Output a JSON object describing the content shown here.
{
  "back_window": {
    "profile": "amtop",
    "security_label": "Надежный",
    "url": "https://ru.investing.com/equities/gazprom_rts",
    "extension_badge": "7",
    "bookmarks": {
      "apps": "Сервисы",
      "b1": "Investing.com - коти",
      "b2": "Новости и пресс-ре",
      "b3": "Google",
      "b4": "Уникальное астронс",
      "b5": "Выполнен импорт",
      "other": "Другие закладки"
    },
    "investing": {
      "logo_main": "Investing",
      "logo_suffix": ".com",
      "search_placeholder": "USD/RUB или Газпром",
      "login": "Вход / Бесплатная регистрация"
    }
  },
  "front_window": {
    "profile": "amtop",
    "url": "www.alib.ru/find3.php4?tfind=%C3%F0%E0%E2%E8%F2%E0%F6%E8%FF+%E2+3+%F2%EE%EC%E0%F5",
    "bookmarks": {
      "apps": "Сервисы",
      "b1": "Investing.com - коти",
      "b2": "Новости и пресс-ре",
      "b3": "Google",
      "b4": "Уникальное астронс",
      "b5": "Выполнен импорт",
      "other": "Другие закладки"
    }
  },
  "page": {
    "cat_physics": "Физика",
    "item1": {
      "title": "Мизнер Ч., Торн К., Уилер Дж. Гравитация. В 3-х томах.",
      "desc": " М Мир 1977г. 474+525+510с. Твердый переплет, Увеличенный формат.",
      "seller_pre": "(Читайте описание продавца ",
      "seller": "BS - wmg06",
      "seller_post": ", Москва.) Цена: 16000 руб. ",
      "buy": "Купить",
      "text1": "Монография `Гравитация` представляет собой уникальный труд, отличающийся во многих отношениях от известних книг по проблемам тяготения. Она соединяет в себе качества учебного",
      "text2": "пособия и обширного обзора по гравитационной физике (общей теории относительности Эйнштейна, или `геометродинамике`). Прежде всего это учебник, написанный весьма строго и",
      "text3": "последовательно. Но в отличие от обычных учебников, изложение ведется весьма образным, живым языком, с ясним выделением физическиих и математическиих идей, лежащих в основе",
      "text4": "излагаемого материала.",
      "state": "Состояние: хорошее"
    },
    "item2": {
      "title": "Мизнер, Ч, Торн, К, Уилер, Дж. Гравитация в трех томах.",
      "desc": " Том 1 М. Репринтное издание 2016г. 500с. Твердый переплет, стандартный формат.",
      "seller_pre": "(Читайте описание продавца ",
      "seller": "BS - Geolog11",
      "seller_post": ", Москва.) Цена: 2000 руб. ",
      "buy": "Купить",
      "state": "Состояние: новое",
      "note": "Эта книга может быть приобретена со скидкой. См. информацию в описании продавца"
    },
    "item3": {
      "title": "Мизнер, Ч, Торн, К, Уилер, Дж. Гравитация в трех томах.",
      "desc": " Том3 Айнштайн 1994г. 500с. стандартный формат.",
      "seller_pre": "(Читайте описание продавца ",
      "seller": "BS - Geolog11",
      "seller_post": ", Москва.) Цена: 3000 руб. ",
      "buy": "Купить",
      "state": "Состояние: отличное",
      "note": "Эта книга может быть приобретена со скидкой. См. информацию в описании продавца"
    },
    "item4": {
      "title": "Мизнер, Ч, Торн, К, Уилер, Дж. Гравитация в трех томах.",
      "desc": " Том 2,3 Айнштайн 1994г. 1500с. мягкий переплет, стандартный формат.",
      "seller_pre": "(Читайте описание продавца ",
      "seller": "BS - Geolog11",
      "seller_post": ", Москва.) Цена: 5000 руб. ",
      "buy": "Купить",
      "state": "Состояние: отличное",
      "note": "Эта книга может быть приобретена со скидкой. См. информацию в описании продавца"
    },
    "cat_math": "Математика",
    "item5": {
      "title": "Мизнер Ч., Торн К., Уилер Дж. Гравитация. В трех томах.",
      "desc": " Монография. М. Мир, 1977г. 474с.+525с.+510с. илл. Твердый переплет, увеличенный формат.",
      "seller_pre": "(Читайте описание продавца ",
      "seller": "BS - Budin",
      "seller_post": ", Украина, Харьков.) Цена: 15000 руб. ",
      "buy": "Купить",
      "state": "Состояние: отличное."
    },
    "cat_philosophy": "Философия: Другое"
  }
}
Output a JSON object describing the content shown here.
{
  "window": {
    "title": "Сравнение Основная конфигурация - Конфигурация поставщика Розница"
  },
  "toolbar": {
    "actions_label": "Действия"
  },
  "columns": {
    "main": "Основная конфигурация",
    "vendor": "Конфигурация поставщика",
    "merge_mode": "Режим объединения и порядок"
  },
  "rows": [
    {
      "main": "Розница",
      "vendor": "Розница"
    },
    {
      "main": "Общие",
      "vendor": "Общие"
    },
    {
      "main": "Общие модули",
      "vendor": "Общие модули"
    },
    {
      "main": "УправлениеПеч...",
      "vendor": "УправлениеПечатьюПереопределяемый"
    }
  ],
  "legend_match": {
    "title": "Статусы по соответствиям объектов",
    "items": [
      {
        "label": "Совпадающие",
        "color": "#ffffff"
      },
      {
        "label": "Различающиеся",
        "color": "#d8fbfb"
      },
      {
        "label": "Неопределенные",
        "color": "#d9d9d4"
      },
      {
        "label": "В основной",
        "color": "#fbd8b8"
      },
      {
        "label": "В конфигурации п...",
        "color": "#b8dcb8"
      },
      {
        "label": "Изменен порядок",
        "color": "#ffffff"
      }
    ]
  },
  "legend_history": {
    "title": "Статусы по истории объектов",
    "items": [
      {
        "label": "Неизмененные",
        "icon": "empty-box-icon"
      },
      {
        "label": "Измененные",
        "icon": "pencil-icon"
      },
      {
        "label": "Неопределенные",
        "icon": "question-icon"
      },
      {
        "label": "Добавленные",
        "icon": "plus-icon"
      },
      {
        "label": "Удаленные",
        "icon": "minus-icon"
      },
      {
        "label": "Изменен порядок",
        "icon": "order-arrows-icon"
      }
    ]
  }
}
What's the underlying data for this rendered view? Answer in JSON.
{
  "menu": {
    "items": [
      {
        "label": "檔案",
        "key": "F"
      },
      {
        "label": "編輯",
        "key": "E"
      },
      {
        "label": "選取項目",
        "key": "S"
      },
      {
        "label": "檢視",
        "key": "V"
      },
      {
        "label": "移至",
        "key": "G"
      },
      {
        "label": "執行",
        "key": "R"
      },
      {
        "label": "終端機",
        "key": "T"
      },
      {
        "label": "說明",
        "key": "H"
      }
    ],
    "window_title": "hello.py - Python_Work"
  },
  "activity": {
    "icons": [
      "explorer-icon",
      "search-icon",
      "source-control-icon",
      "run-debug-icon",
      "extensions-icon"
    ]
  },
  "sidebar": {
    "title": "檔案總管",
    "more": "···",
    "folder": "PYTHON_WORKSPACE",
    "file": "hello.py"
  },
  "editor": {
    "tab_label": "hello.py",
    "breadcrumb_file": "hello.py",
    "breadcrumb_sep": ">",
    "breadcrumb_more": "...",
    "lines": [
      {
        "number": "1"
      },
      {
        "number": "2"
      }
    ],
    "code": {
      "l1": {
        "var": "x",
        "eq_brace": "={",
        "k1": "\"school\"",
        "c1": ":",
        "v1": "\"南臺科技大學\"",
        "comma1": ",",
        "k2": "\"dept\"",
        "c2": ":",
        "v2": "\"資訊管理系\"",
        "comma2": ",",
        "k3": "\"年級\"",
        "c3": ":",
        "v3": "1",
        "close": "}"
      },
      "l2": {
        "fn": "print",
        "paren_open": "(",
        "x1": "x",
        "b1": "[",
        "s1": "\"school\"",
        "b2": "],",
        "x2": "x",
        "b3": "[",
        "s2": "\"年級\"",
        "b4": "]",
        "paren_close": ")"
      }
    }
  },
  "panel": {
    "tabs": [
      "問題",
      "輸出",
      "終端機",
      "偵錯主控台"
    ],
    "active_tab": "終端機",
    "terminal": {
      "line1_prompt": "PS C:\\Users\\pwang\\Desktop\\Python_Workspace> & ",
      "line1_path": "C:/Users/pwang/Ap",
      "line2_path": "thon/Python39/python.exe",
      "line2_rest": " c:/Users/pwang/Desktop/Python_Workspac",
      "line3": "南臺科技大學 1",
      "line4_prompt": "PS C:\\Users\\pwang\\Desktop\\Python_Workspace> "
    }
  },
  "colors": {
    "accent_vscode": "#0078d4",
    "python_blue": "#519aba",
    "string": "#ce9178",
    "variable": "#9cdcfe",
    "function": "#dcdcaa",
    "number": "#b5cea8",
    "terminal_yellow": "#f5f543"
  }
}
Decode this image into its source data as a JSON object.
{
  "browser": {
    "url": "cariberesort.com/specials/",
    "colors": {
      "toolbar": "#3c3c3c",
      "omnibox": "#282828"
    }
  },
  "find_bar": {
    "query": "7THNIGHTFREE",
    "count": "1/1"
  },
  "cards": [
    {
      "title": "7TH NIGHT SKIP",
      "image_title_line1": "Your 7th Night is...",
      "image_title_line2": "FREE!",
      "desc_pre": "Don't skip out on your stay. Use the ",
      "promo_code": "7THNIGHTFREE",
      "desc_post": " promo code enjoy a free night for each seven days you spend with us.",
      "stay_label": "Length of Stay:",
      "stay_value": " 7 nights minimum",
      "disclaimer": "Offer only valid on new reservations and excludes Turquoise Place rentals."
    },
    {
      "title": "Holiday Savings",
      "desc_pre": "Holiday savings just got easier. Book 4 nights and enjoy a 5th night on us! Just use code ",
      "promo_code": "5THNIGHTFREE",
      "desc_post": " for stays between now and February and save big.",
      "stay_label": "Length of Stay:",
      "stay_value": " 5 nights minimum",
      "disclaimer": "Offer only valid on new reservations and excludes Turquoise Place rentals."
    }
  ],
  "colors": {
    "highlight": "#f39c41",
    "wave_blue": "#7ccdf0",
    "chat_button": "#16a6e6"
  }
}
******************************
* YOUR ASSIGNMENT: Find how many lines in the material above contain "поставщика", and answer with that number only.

* RESPONSE FOR THIS EXERCISE: 2